+++ DATA TO USE

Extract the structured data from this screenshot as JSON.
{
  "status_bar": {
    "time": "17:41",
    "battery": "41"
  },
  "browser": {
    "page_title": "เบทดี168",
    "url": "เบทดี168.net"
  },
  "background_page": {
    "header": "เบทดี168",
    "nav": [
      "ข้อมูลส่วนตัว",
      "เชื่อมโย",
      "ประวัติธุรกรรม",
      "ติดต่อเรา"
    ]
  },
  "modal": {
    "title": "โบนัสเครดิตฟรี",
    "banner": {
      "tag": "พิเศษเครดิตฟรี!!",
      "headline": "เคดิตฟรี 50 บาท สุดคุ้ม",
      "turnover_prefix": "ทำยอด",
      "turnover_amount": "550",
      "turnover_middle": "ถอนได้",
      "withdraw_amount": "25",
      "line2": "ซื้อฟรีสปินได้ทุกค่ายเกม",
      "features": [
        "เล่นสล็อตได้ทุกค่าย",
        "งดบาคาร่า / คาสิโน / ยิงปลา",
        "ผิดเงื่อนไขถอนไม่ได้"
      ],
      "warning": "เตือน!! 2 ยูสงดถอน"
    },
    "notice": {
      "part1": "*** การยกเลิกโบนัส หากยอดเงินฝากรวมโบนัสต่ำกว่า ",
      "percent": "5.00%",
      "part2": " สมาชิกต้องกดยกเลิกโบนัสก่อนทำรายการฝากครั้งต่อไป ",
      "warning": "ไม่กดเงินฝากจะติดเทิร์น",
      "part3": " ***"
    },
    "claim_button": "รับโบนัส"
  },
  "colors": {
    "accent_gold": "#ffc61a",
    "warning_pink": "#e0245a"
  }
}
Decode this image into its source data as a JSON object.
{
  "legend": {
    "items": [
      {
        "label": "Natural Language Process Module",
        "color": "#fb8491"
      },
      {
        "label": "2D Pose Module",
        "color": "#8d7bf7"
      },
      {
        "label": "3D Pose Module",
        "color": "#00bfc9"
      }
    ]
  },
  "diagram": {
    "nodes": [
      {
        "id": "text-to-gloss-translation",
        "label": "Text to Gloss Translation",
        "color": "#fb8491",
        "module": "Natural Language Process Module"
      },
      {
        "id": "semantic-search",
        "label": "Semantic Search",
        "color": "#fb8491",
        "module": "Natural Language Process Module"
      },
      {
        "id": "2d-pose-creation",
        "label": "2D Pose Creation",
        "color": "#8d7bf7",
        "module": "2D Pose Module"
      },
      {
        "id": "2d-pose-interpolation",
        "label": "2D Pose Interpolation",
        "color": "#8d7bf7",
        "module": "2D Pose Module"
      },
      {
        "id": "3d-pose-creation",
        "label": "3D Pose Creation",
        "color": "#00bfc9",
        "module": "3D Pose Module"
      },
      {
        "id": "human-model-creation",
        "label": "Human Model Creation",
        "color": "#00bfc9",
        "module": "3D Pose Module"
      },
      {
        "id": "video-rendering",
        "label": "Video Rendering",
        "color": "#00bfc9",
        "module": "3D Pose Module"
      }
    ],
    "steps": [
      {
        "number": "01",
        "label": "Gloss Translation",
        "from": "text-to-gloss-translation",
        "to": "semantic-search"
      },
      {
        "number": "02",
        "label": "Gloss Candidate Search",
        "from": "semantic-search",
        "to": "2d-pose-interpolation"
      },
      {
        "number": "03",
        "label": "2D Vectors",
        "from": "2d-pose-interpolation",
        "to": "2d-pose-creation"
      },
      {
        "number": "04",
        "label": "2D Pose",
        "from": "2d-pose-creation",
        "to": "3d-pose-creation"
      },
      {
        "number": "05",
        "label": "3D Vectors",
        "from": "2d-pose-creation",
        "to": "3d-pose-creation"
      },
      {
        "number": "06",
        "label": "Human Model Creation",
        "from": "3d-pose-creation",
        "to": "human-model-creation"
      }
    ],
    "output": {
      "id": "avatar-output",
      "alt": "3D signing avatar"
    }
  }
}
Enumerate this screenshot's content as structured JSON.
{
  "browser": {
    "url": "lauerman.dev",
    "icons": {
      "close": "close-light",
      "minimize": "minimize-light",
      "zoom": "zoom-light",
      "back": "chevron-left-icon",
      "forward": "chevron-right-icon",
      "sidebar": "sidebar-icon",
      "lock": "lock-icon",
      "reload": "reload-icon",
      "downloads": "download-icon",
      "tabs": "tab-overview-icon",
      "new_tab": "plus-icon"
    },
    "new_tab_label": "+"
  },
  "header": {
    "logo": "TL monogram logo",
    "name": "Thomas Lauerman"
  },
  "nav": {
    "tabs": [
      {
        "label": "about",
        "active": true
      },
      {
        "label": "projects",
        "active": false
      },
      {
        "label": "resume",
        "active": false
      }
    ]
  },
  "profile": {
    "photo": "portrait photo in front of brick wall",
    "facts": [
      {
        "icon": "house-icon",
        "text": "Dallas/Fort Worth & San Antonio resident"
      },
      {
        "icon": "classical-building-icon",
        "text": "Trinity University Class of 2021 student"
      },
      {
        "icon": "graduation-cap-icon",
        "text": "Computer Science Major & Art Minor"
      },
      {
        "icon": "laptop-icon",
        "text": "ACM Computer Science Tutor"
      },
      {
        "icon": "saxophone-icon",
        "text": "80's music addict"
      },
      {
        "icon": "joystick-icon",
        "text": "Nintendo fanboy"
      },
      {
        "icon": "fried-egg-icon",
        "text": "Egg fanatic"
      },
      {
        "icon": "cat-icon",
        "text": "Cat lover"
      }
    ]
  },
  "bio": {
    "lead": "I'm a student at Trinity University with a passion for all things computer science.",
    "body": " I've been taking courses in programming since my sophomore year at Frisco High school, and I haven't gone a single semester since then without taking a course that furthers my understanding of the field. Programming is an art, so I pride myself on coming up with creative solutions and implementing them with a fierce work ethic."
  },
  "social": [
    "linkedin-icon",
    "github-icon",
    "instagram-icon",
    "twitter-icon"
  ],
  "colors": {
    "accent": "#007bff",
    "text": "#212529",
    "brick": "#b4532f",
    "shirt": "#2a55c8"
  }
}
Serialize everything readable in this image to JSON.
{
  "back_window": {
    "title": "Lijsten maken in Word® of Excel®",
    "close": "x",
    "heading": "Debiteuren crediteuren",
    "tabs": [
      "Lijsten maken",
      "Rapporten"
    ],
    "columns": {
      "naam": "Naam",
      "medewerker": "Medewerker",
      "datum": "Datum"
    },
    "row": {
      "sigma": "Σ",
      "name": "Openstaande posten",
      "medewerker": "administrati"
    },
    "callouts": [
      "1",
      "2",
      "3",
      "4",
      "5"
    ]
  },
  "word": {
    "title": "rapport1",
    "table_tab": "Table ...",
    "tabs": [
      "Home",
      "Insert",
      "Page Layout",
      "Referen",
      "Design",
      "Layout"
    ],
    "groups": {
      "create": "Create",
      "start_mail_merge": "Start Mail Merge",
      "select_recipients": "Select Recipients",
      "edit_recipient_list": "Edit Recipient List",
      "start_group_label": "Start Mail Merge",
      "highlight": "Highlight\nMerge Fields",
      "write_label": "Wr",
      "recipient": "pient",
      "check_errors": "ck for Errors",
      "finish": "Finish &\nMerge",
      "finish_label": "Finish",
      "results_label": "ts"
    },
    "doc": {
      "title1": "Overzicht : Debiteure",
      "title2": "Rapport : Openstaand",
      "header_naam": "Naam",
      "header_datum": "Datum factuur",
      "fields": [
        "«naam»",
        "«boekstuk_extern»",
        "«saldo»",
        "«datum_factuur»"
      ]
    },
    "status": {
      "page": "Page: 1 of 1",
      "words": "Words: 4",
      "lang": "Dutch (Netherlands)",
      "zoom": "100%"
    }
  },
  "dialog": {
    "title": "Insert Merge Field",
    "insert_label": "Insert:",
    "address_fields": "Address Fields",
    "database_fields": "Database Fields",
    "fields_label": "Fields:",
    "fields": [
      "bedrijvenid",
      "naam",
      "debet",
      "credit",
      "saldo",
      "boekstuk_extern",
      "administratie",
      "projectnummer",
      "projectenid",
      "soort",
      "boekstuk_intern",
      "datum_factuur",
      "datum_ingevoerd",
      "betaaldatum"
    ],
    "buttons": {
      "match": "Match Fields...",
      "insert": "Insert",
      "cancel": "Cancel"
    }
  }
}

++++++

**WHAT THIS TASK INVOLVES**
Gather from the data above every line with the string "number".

**ANSWER AREA**
        "number": "01",
        "number": "02",
        "number": "03",
        "number": "04",
        "number": "05",
        "number": "06",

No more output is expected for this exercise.